Problem details: Copy out every line in the entries below that includes "panel".

Record extracts:
************
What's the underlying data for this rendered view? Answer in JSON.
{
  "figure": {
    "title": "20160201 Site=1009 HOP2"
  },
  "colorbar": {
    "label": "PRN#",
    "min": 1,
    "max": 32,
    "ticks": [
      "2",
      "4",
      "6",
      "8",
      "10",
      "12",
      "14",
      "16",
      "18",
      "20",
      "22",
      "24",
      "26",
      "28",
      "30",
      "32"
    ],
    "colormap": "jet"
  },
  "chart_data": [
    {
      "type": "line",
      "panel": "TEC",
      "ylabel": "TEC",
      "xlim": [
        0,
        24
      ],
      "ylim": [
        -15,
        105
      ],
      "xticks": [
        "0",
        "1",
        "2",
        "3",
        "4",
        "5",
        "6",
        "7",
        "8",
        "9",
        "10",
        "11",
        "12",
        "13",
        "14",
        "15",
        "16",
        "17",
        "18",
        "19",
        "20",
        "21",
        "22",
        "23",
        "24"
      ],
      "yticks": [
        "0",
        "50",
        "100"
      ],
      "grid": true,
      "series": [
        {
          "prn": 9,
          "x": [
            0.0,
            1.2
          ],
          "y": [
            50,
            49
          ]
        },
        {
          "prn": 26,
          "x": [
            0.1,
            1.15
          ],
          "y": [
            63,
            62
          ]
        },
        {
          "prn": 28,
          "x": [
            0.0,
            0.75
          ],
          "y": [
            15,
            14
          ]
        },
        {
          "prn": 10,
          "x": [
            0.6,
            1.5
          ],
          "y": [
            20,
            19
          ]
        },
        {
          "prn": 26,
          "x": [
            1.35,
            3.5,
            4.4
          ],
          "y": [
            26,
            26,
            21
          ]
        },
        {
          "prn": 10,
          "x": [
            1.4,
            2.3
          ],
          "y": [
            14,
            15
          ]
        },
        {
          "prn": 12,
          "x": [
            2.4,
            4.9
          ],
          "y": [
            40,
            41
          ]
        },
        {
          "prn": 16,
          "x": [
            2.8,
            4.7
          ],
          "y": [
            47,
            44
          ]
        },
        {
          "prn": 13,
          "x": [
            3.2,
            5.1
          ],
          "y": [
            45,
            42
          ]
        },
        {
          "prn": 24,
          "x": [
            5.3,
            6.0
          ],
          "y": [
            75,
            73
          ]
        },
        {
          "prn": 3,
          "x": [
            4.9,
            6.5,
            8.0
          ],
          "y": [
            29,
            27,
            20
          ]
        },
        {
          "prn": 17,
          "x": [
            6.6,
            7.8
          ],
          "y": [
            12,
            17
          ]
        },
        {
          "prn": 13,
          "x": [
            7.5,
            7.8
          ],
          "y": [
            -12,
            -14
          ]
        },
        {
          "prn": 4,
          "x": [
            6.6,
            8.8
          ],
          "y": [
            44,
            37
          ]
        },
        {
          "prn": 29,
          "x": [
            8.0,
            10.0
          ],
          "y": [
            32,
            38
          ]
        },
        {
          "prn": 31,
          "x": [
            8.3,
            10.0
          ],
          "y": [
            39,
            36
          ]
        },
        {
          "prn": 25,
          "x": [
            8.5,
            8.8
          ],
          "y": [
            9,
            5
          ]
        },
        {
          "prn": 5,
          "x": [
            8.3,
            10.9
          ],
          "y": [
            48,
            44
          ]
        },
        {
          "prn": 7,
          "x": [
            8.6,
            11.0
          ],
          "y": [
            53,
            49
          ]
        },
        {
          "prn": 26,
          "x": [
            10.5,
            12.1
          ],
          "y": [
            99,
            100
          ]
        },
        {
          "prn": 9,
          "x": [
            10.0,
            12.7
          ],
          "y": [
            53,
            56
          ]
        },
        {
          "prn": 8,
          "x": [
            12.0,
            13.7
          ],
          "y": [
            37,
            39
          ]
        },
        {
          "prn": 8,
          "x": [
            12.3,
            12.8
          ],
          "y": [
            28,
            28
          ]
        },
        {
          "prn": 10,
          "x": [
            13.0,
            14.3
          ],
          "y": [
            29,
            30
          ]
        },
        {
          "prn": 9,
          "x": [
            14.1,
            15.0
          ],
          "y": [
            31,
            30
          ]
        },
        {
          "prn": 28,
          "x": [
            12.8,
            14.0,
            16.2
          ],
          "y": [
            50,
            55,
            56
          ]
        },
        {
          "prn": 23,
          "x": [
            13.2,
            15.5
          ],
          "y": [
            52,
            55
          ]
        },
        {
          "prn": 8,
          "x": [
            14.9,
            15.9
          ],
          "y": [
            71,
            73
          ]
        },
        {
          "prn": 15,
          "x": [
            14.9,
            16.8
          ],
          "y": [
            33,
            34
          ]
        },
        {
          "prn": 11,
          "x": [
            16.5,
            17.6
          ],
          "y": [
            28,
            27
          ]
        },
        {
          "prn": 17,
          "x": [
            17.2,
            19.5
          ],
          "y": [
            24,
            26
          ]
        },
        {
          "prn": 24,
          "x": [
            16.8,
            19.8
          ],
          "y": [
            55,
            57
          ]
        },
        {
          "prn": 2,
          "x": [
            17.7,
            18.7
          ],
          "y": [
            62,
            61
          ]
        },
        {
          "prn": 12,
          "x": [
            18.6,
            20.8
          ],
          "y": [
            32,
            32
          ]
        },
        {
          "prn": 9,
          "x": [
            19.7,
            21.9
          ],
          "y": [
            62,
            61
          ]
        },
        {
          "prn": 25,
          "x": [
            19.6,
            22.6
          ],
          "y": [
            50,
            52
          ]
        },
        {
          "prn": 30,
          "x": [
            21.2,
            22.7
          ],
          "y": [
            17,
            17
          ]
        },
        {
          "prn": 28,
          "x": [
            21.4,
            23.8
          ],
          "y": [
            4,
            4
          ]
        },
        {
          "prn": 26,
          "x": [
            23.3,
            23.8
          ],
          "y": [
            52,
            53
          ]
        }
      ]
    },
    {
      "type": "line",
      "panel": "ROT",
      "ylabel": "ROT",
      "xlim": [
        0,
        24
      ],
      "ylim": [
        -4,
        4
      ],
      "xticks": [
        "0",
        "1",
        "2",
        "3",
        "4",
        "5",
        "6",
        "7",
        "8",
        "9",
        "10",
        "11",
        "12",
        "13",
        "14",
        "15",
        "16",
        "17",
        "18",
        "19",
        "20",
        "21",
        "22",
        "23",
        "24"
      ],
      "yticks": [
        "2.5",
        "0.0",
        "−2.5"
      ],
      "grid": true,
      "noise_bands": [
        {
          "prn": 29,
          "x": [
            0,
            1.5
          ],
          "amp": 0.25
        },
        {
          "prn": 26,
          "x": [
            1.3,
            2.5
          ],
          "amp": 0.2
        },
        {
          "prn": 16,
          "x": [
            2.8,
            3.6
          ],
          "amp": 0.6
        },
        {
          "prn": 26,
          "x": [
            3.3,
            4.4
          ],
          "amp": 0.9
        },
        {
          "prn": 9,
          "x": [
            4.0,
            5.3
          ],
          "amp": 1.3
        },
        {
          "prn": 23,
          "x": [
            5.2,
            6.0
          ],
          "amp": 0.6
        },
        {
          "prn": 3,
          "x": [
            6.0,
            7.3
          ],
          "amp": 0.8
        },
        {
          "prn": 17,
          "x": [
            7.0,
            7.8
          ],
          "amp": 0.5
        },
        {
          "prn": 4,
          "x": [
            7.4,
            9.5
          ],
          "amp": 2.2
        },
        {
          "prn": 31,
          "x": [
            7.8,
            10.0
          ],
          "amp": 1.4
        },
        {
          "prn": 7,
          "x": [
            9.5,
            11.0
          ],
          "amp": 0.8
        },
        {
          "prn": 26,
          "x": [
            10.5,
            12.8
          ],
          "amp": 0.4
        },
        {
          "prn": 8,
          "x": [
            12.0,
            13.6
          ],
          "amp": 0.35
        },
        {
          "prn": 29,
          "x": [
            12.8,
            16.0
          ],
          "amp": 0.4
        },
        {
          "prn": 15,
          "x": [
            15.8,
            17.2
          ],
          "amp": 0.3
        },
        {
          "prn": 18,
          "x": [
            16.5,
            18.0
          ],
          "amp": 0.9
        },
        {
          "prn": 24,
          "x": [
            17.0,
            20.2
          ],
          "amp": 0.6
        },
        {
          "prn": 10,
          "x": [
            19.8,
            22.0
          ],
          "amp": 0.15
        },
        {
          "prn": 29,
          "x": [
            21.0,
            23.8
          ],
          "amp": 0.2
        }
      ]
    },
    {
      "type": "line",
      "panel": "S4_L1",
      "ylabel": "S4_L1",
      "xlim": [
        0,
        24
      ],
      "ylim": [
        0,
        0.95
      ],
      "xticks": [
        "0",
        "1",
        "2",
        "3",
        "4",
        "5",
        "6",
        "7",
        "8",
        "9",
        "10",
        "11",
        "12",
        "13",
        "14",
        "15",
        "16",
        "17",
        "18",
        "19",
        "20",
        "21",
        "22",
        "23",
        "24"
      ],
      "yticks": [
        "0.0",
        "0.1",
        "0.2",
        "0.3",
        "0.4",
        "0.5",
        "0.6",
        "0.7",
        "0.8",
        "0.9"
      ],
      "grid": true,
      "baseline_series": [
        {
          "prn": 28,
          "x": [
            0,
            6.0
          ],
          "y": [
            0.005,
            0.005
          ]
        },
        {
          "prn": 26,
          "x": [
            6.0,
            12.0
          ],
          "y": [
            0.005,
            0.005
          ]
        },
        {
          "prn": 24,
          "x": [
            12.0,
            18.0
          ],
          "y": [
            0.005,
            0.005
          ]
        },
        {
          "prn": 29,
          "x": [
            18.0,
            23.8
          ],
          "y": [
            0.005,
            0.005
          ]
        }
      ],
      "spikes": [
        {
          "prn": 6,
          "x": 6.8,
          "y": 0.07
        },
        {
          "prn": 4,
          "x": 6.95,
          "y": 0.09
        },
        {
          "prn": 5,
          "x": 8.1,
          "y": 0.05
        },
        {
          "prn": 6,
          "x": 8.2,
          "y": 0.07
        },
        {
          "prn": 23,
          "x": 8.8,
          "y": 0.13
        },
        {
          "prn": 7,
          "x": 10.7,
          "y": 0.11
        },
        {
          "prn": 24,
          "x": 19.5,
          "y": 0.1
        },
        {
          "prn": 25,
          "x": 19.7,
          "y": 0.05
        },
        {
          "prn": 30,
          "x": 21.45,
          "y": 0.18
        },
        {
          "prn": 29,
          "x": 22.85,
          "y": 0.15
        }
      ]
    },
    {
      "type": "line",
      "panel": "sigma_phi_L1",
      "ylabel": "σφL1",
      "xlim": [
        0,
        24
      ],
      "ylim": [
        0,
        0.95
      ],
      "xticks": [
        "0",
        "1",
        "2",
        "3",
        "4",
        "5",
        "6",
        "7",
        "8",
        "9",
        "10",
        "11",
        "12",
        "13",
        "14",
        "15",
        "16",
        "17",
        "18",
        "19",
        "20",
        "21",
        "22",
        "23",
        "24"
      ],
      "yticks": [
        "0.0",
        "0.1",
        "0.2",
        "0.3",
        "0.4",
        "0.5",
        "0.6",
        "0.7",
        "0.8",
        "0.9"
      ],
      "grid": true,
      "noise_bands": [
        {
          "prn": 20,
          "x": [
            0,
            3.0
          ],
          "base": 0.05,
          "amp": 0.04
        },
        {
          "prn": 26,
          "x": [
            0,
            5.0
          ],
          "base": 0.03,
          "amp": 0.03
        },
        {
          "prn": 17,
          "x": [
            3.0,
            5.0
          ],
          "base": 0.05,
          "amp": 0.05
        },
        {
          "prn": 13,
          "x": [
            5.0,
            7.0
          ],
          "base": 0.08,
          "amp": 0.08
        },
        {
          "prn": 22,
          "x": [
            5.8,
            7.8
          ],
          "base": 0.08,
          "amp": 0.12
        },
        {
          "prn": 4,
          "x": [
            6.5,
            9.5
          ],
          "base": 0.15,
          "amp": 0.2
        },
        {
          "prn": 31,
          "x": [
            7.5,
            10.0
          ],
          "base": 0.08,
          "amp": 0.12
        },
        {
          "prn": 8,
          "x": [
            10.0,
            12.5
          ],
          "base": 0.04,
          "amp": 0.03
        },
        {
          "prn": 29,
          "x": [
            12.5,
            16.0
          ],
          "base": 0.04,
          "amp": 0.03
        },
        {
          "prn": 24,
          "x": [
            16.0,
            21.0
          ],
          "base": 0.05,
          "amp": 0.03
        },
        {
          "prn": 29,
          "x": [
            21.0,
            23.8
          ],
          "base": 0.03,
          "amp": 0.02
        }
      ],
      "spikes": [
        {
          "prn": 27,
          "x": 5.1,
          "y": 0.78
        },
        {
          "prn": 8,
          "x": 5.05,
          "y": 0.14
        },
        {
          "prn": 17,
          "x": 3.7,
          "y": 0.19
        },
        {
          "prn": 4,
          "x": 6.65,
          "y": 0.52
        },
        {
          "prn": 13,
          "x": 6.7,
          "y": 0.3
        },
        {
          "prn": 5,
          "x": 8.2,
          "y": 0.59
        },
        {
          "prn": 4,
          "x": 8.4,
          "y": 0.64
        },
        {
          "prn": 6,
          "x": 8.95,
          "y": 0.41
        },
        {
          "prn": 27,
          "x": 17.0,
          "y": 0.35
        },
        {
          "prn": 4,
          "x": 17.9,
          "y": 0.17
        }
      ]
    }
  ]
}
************
Exercise answer:
      "panel": "TEC",
      "panel": "ROT",
      "panel": "S4_L1",
      "panel": "sigma_phi_L1",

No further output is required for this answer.